I loved watching the little kids leap from the edge into my arms then trying to teach them to float and paddle on their backs. The water seemed too dirty to put your face in although of course they did. We splashed and sang and yelled, feeling far away from the white people gathered at the fairgrounds to shoot off firecrackers. “Crackers with firecrackers, shootin’ off their mouths” someone quipped. We were supposed to love everybody like Dr. King said, but it was getting harder every day.

Dan Harrell and Juanita came by for a while. Juanita was so pretty! It was obvious that she and Dan were deeply in love as well as committed to The Movement. They headed our voter registration project, ran literacy classes and worked on bringing in federal funding. Dan was in charge of SCOPE in several counties and yet we saw him several times a week. He wore his slacks and white short sleeved shirt, still dressed to meet SCLC’s trademark respectability requirements, even to a picnic.

As he waved his ever present pipe in the air, Dan told us proudly, “You know this is historic, integrating this pool. Some day because of what you all are doing this summer, all the children of Camden will have nice places to play, to swim, to go to school – black and white together. You enjoy your day, we gotta go to Selma to meet with Rev. Blackwell.” That couldn’t be good news. Rev. Blackwell was Program Director for SCLC and this was a weekend. But off they drove in their yellow two-door Chevy that SCLC provided. It gave leaders a certain status with the locals if they had nice cars. It also really infuriated the whites to see blacks in good cars.

We stayed until dusk, eating watermelon, singing, talking. Some of the young men made jokes about their love of watermelon.  Near sunset we sang some songs like I Love Everybody and Change is a Comin. For a few hours here in the woods it felt that maybe we could hurry up that change in Camden. Change was being hard fought but like the song said, there was no way it wasn’t going to come.

SCLC photographer Bob Fitch captured the beauty and pride of the children six months later.
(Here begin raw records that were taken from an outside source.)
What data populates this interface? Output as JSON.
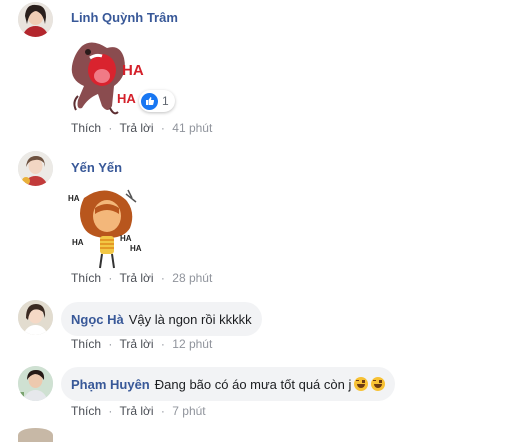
{
  "actions": {
    "like": "Thích",
    "reply": "Trả lời",
    "sep": "·"
  },
  "comments": [
    {
      "name": "Linh Quỳnh Trâm",
      "time": "41 phút",
      "sticker": "haha-dog-sticker",
      "reaction_count": "1",
      "reaction": "like-icon"
    },
    {
      "name": "Yến Yến",
      "time": "28 phút",
      "sticker": "haha-girl-sticker"
    },
    {
      "name": "Ngọc Hà",
      "text": "Vậy là ngon rồi kkkkk",
      "time": "12 phút"
    },
    {
      "name": "Phạm Huyên",
      "text": "Đang bão có áo mưa tốt quá còn j",
      "time": "7 phút",
      "emojis": [
        "rolling-laugh-emoji",
        "rolling-laugh-emoji"
      ]
    }
  ],
  "sticker_text": {
    "ha1": "HA",
    "ha2": "HA",
    "ha_small": "HA"
  },
  "colors": {
    "name": "#385898",
    "bubble": "#f2f3f5",
    "like": "#1877f2",
    "meta": "#90949c"
  }
}
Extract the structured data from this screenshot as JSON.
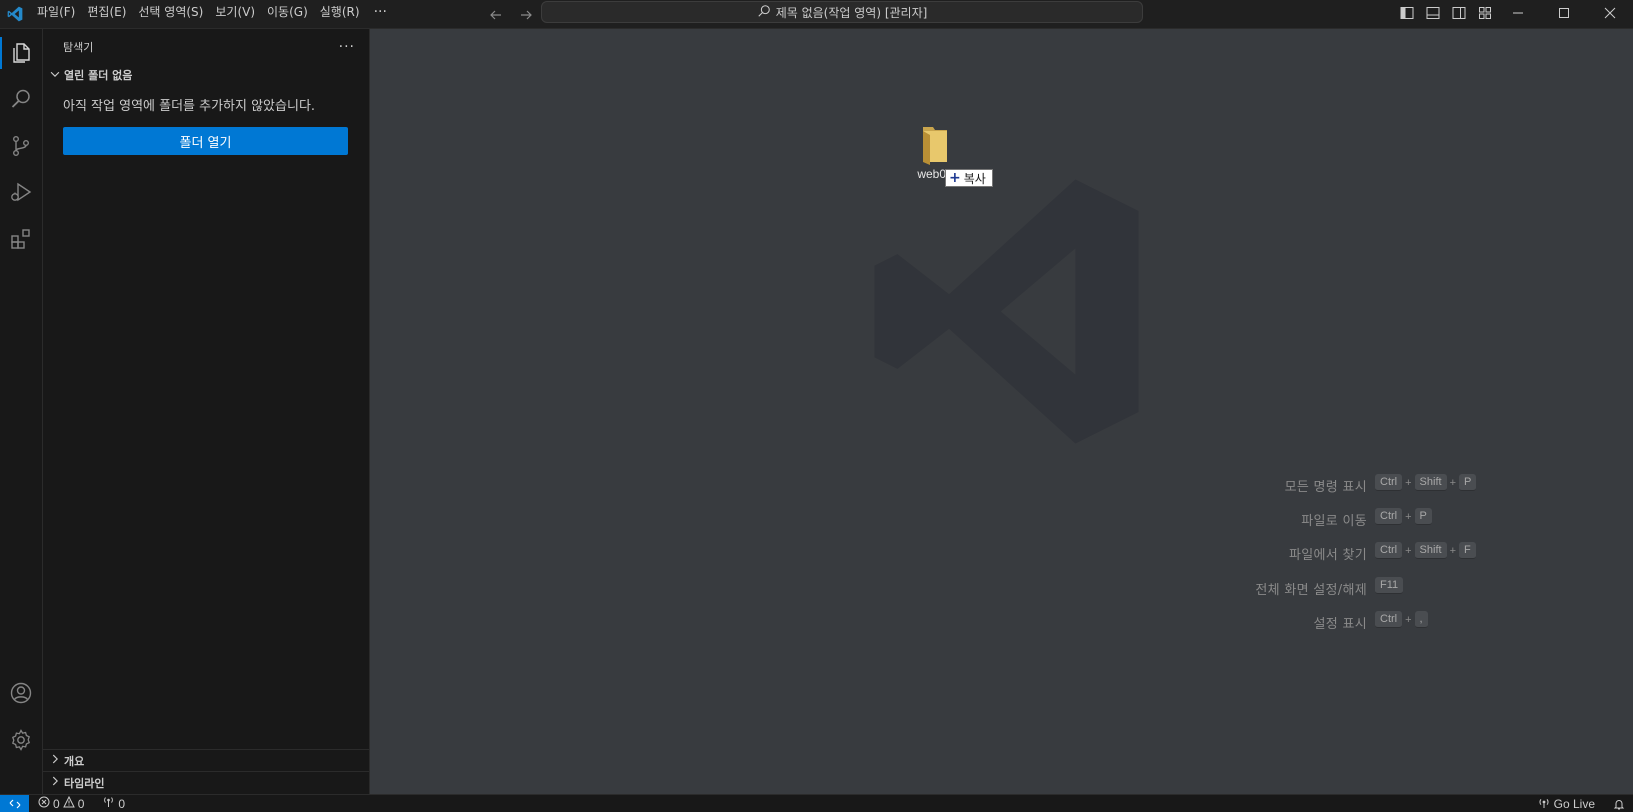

We were not allowed to take photos that summer.

www.BobFitchPhoto.com

copyright Bob Fitch, used by permission.